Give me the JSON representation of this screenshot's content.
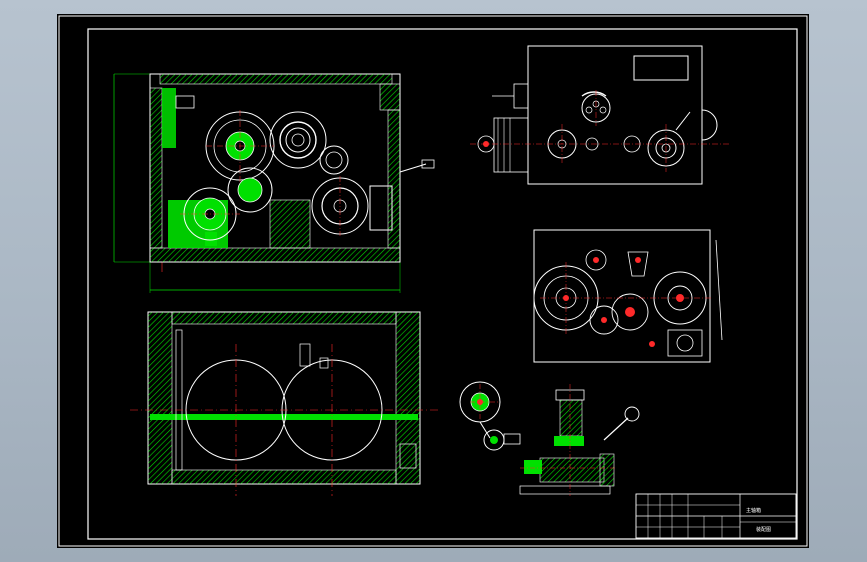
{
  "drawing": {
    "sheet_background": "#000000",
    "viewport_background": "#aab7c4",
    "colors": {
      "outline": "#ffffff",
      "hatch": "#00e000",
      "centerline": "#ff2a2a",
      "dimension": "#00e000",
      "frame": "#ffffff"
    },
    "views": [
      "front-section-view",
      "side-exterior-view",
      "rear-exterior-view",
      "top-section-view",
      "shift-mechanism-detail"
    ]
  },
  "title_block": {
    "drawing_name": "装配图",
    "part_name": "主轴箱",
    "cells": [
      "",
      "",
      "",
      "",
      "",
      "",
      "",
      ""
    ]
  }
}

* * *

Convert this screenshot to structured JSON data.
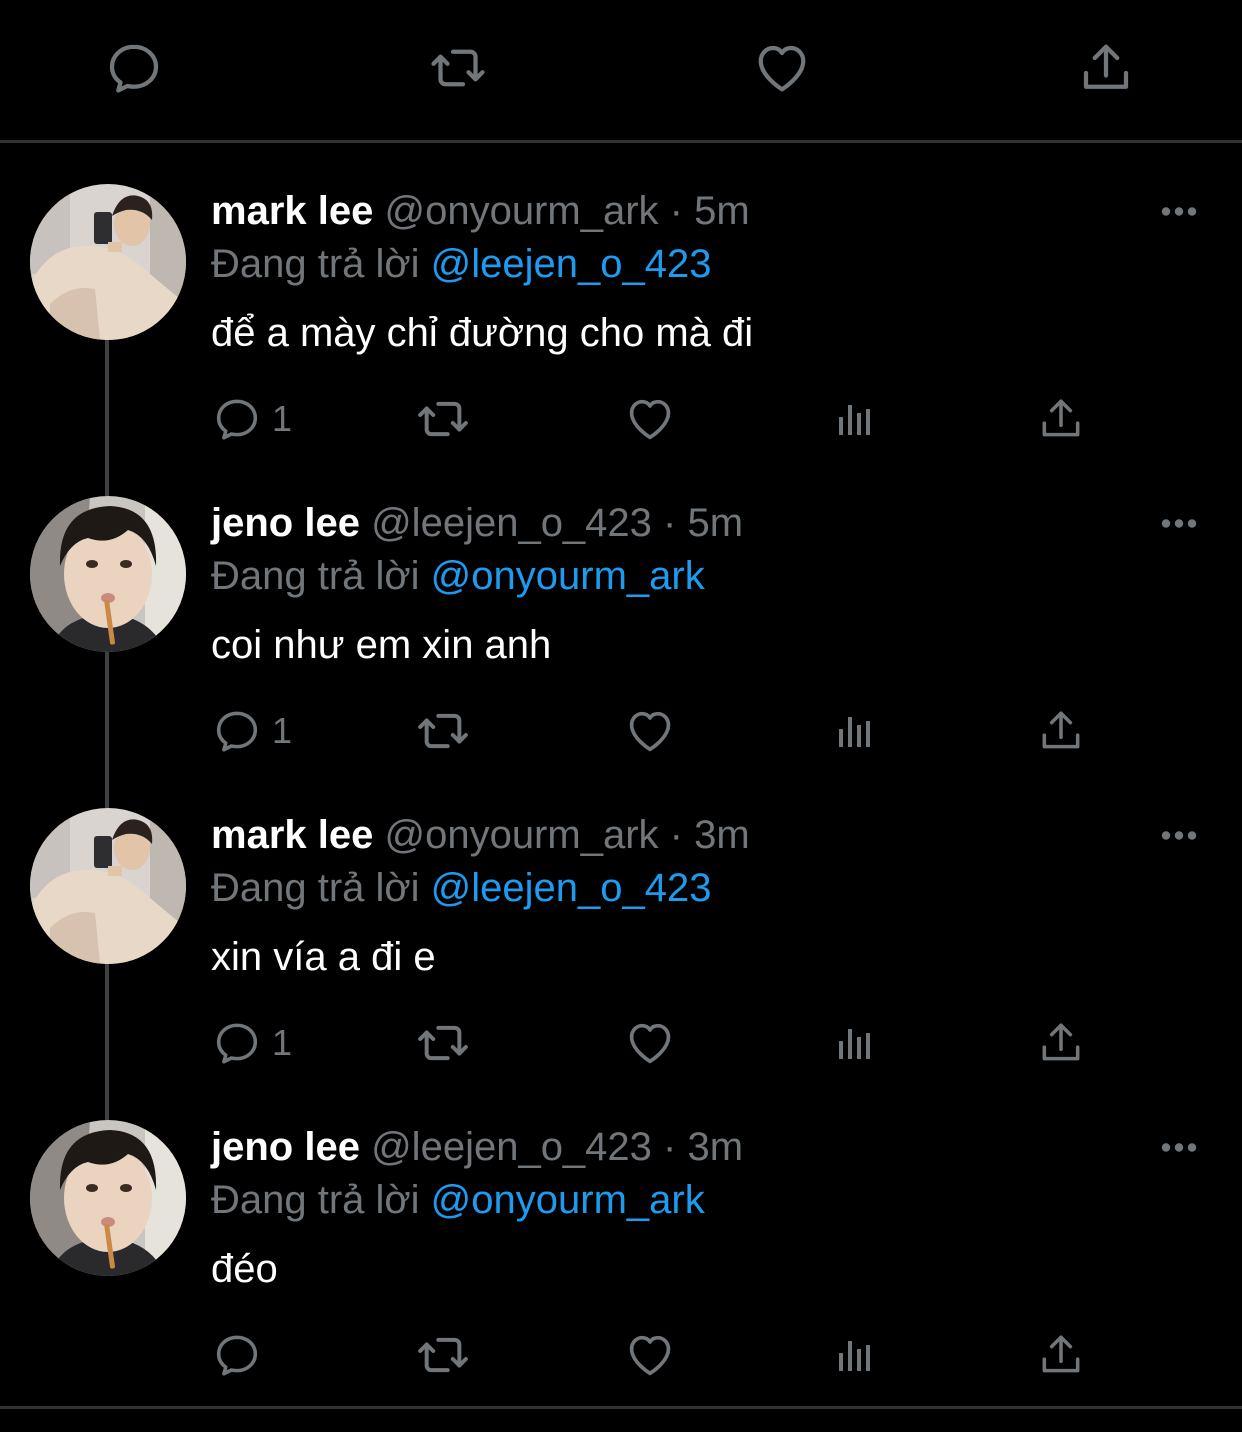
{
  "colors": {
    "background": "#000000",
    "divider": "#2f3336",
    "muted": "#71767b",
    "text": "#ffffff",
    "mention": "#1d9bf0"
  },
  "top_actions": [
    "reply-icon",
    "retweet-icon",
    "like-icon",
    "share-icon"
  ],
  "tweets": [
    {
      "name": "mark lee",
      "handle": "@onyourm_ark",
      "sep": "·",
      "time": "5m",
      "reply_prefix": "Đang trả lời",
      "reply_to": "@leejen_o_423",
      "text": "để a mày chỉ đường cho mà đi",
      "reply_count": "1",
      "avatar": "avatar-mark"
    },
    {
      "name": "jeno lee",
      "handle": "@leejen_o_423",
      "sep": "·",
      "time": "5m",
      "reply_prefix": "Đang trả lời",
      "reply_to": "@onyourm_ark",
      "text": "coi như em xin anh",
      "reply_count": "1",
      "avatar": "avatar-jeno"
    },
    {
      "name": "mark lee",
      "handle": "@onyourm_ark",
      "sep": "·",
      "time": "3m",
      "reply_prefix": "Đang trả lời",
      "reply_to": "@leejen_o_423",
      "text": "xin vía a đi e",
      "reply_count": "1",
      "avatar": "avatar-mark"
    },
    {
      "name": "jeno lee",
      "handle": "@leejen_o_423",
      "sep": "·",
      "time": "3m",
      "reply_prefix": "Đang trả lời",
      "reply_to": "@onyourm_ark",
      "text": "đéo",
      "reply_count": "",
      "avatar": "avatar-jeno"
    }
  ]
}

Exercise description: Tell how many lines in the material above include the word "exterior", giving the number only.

Task output: 2